Connecting Cultures would like to thank Natalya Mytareva, M.A, CoreCHITM, for contributing this article in which she generously highlights the topic of her upcoming presentation for the 9th Annual TAHIT Educational Symposium!
Terminology is one of the areas where the professions of the interpreter and translator intersect and one of the topics which ignites passions across languages and specialties. Nothing is quicker to spur a spirited discussion in our circles than an innocuous question, "How do you translate "registered nurse," or "elective surgery," or "football-shaped eyeball" into your language?" Yet I feel that interpreters sometimes lack the skills necessary to find and discern correct terminological equivalents compared to our sister profession of translators. Hence, the idea to offer a presentation about nonstandardized U.S. healthcare terminology and to encourage interpreters and translators to share glossaries.
Discussions of terminology get interesting only when there are no standard or standardized equivalents recorded in authoritative dictionaries. And U.S. healthcare terminology is particularly exciting both because the U.S. healthcare system is intrinsically different from any other, and because medicine is known for its constant innovations resulting in emergence of new concepts and words.
At the core of the interpreting (and translation) process is the ability to grasp the equivalency of meaning, the gut feeling an interpreter possesses which tells them that this Russian expression is an accurate translation of the corresponding English one. And for this, it's important to be able to analyze components of a word's meaning, both denotative and connotative. For example, what makes a "gown" different from a "dress"? What is the most important component of meaning in the word "gown" in the healthcare context? Or how are the expressions "to have the gall to do something" and "to have the guts to do something" different? Which components of meaning may be ignored in a specific context and which must be preserved at all costs?

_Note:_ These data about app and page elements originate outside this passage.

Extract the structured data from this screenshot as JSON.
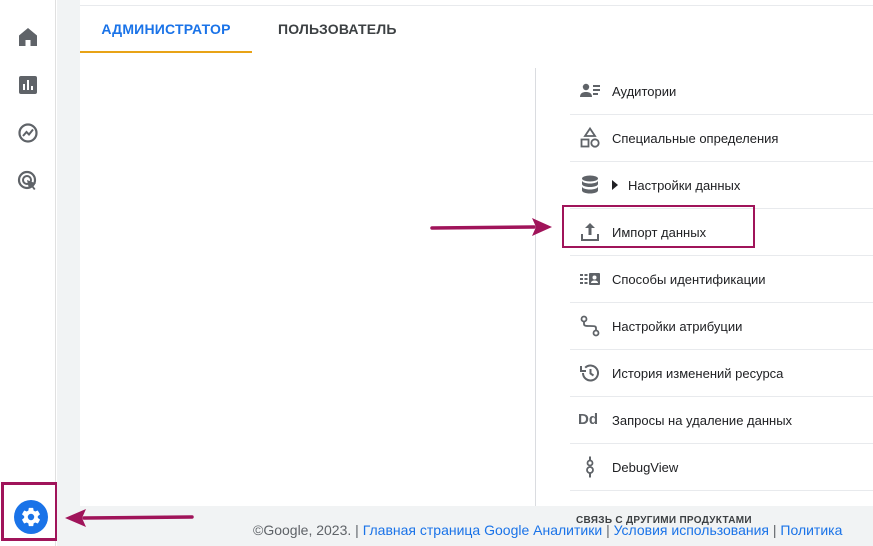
{
  "colors": {
    "accent": "#1a73e8",
    "tab_underline": "#e8a317",
    "annotation": "#a0145a"
  },
  "leftnav": {
    "items": [
      {
        "icon": "home-icon"
      },
      {
        "icon": "reports-icon"
      },
      {
        "icon": "explore-icon"
      },
      {
        "icon": "advertising-icon"
      }
    ],
    "settings_icon": "gear-icon"
  },
  "tabs": {
    "admin": "АДМИНИСТРАТОР",
    "user": "ПОЛЬЗОВАТЕЛЬ"
  },
  "menu": {
    "items": [
      {
        "label": "Аудитории",
        "icon": "audiences-icon"
      },
      {
        "label": "Специальные определения",
        "icon": "shapes-icon"
      },
      {
        "label": "Настройки данных",
        "icon": "database-icon"
      },
      {
        "label": "Импорт данных",
        "icon": "upload-icon"
      },
      {
        "label": "Способы идентификации",
        "icon": "identity-icon"
      },
      {
        "label": "Настройки атрибуции",
        "icon": "attribution-icon"
      },
      {
        "label": "История изменений ресурса",
        "icon": "history-icon"
      },
      {
        "label": "Запросы на удаление данных",
        "icon": "dd-icon",
        "icon_text": "Dd"
      },
      {
        "label": "DebugView",
        "icon": "debugview-icon"
      }
    ],
    "section_heading": "СВЯЗЬ С ДРУГИМИ ПРОДУКТАМИ"
  },
  "footer": {
    "copyright": "©Google, 2023. |",
    "link1": "Главная страница Google Аналитики",
    "sep1": "|",
    "link2": "Условия использования",
    "sep2": "|",
    "link3": "Политика"
  }
}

The next important factor for standardization of terminological equivalents within a certain linguistic community is availability of reference materials in that language. Interpreters of languages with a documented medical tradition and established online presence are the lucky ones. For them, mastery of finding equivalents almost equals having good skills of online search and parallel text matching, i.e. working with the healthcare corpora. However, interpreters of languages of limited diffusion (LLD) are at a significant disadvantage here. They cannot just "google it." They really need to become masters of semantic analysis and of community research.
Interpreters of LLD, first, need to deconstruct the meaning of a U.S. term or expression into its components, then decide which components must be preserved as dictated by the context, the speaker's intent and register. At the meaning transfer ("encoding") stage, they need to decide if a word picture is an appropriate method of interpreting or a more economical one exists. And finally, they need to "field test" the created equivalent in their community. During this field testing, it's important to consult with native speakers of different genders, age groups and educational levels in order to identify not only the best equivalent but also acceptable variants and possible synonyms.

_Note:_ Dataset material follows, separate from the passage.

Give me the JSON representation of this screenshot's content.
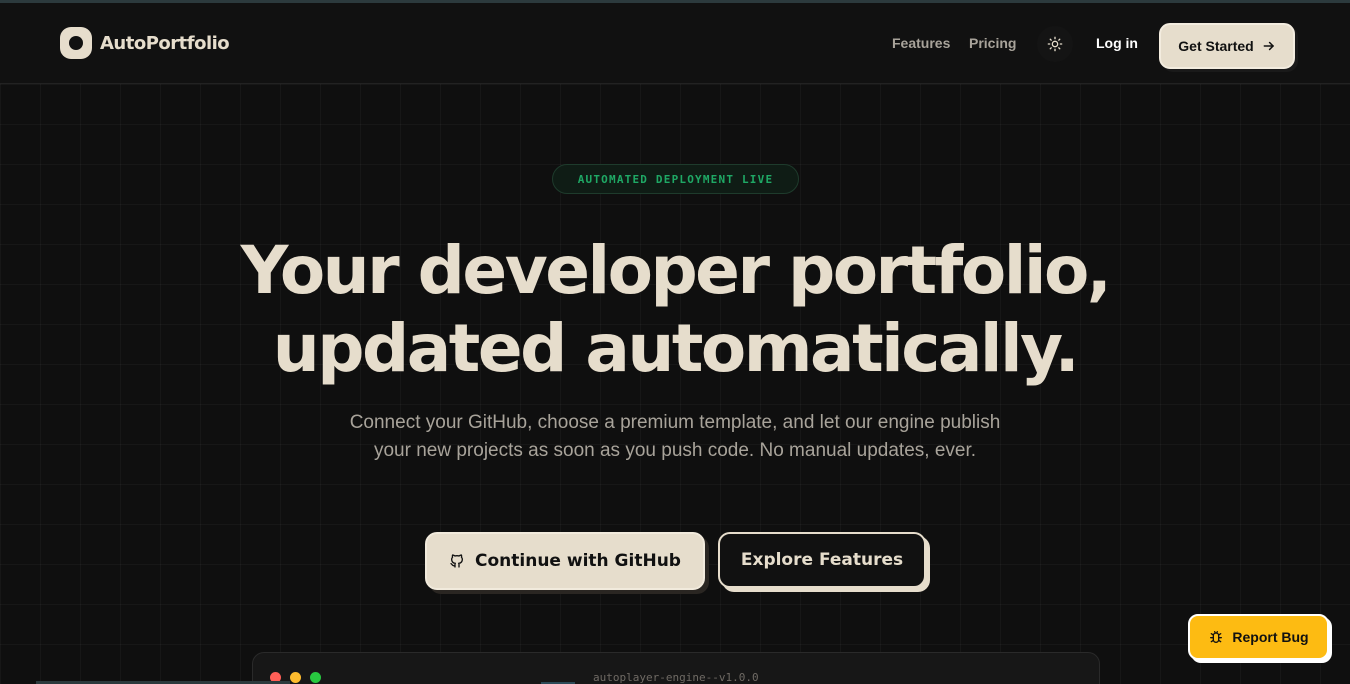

Naturally, if we go through all the trouble of finding or creating an equivalent, it would be wasteful not to share it with your colleagues. Sharing is critical for standardizing terminology within specific languages and for continuous developing of our collective professional knowledge. Sharing is possible in several ways: improving online translation tools such as Google Translate, discussion on listservs or social media, contributing to free glossaries (e.g. see CCHI's mini-glossaries for healthcare interpreters at http://www.cchicertification.org/certification-resources/mini-glossary-signup). And again such sharing is extremely important for LLD interpreters who need to establish online presence for their communities and preserve their languages for future generations.
ABOUT THE AUTHOR:
Natalya Mytareva, M.A., CoreCHI™, is Managing Director at Certification Commission for Healthcare Interpreters (CCHI), with the previous experience of 13 years as director of interpreting and translation services at International Institute of Akron, a refugee resettlement agency in Ohio. She is a Russian interpreter, translator and educator.
A NOTE FROM CONNECTING CULTURES:
Will you be attending the 9th Annual TAHIT Educational Symposium September 25 & 26, 2015 in Galveston, Texas? Be sure to attend Natalya's presentation Interpreting non-standardized U.S. healthcare terms & CCHI's Mini-glossaries project on September 26, 2015 at 8:30 AM. Let's continue the conversation!